§ DATA FOR PROCESSING
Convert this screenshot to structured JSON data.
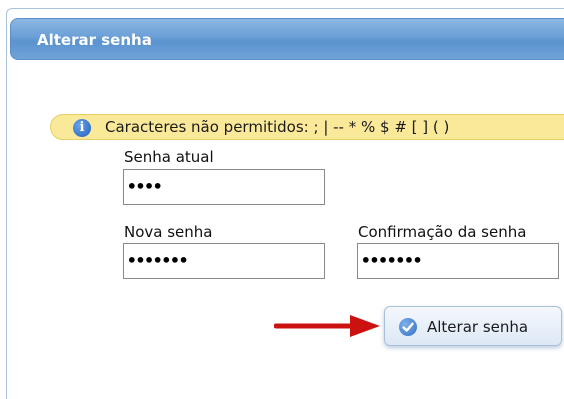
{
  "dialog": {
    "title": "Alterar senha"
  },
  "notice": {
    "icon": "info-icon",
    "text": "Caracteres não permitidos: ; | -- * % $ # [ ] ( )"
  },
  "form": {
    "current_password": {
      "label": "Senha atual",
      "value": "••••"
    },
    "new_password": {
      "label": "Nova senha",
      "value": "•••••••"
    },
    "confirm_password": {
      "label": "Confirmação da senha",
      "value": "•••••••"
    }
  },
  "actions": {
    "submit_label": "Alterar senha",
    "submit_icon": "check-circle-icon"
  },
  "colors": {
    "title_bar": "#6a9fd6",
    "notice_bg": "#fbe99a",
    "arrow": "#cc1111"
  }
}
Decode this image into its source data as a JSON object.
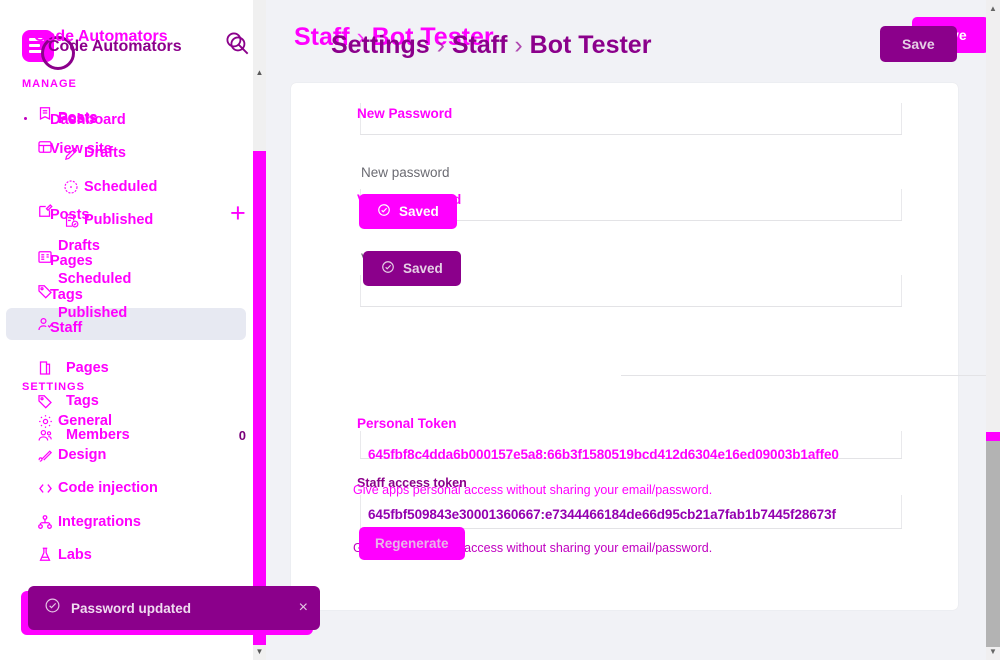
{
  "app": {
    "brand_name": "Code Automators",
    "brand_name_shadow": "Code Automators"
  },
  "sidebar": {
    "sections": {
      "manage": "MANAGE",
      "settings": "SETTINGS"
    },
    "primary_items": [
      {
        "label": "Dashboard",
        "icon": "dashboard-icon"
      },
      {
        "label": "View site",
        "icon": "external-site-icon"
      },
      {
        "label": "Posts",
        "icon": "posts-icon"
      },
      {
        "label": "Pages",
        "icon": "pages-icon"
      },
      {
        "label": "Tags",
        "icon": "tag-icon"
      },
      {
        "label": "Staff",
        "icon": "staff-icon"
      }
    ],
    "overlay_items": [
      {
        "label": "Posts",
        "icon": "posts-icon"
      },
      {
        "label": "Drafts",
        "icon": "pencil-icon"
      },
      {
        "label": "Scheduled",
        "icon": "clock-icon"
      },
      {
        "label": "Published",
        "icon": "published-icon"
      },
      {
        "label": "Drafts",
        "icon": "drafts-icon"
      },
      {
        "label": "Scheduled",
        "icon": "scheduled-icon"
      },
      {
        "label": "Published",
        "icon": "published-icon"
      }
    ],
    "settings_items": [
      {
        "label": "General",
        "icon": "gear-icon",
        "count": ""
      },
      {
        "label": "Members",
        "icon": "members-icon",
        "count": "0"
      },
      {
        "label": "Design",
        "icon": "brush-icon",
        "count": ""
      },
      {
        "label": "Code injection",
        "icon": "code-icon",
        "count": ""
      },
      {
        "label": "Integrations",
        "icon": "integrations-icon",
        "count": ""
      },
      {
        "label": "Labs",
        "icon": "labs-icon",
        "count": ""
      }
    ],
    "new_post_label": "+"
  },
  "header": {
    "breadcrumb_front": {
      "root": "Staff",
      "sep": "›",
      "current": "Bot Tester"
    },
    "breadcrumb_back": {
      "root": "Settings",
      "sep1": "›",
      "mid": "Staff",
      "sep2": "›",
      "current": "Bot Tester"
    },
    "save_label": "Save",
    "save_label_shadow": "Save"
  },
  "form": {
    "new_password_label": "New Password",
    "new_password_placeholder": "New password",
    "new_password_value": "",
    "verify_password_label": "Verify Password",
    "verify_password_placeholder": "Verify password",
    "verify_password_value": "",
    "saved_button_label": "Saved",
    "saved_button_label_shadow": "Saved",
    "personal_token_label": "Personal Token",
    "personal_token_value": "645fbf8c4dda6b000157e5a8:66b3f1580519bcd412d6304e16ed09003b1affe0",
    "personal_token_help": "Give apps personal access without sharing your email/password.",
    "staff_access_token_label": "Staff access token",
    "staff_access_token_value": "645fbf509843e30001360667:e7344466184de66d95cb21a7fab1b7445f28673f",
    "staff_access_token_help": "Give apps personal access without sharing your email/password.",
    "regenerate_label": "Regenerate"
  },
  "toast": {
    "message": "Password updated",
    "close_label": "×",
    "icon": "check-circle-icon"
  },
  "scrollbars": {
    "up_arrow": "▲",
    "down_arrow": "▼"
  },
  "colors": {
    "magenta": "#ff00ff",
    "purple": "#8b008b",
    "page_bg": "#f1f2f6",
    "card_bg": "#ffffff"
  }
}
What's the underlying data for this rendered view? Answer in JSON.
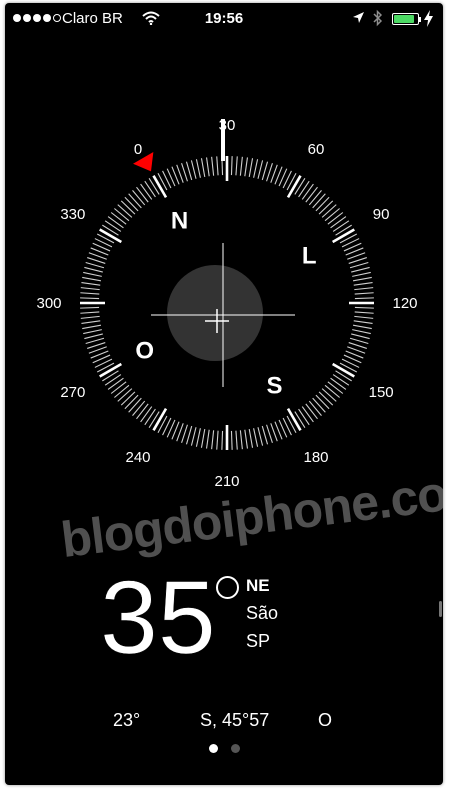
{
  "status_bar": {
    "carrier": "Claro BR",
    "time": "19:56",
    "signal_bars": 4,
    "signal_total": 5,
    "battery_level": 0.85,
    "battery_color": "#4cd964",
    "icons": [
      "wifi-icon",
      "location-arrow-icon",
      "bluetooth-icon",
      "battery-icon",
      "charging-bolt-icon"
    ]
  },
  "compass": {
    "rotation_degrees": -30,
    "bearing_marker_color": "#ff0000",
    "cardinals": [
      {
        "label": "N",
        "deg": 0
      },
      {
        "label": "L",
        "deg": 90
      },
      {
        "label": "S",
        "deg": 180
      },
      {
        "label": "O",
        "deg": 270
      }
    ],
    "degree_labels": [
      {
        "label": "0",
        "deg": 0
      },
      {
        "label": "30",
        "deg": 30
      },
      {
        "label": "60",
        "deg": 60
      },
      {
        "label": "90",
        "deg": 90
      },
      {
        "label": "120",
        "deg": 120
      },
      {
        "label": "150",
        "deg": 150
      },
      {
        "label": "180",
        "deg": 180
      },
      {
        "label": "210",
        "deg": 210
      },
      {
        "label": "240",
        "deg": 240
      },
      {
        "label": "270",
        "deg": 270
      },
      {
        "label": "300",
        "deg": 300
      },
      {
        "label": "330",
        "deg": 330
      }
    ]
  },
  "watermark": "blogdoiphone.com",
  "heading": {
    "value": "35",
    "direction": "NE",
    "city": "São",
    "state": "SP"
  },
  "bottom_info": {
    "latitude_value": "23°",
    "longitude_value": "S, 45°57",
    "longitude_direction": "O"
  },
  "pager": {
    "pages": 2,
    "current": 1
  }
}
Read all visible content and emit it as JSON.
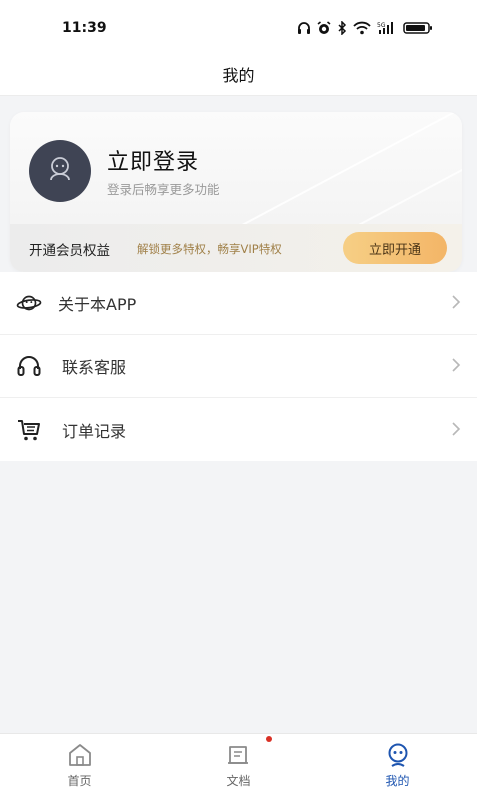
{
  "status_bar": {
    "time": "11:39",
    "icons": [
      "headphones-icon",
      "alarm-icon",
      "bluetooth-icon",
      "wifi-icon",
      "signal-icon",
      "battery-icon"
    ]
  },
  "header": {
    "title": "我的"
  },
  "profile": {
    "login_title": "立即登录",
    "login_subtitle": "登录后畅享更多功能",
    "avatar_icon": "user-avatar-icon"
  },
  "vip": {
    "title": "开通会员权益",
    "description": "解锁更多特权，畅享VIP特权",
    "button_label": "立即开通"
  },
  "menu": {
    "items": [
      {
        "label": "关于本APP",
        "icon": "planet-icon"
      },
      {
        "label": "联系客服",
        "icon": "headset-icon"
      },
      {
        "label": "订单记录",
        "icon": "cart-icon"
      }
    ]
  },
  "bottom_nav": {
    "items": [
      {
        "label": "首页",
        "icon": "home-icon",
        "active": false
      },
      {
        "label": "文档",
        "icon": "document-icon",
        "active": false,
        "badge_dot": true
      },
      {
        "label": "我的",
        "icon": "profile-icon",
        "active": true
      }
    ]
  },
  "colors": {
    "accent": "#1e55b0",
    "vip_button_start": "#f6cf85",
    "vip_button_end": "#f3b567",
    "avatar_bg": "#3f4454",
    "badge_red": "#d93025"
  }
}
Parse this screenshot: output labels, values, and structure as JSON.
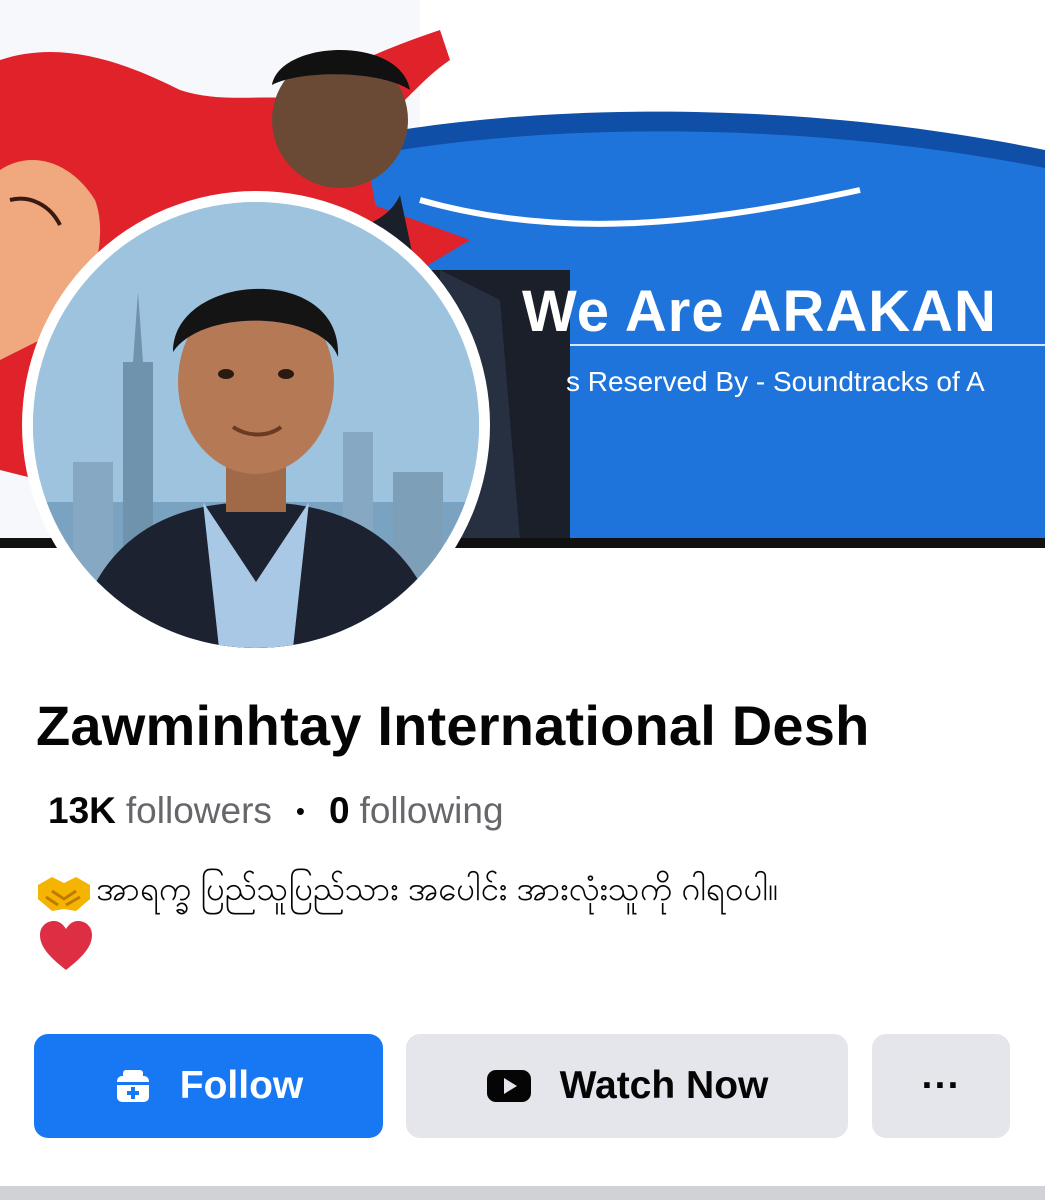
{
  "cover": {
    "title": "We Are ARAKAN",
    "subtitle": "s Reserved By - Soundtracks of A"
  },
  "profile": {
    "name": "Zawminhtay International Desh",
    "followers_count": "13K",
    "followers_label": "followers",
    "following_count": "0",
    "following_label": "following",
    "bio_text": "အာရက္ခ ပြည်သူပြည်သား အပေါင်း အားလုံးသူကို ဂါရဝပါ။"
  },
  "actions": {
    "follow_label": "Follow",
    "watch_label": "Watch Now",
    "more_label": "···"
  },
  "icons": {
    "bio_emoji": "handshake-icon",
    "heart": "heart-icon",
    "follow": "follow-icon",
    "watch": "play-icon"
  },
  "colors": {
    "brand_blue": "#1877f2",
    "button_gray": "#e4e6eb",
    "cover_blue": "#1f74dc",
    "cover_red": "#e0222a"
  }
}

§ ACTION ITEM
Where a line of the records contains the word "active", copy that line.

§ SOLUTION FOR THIS PROBLEM
        "active": false
        "active": false,
        "active": true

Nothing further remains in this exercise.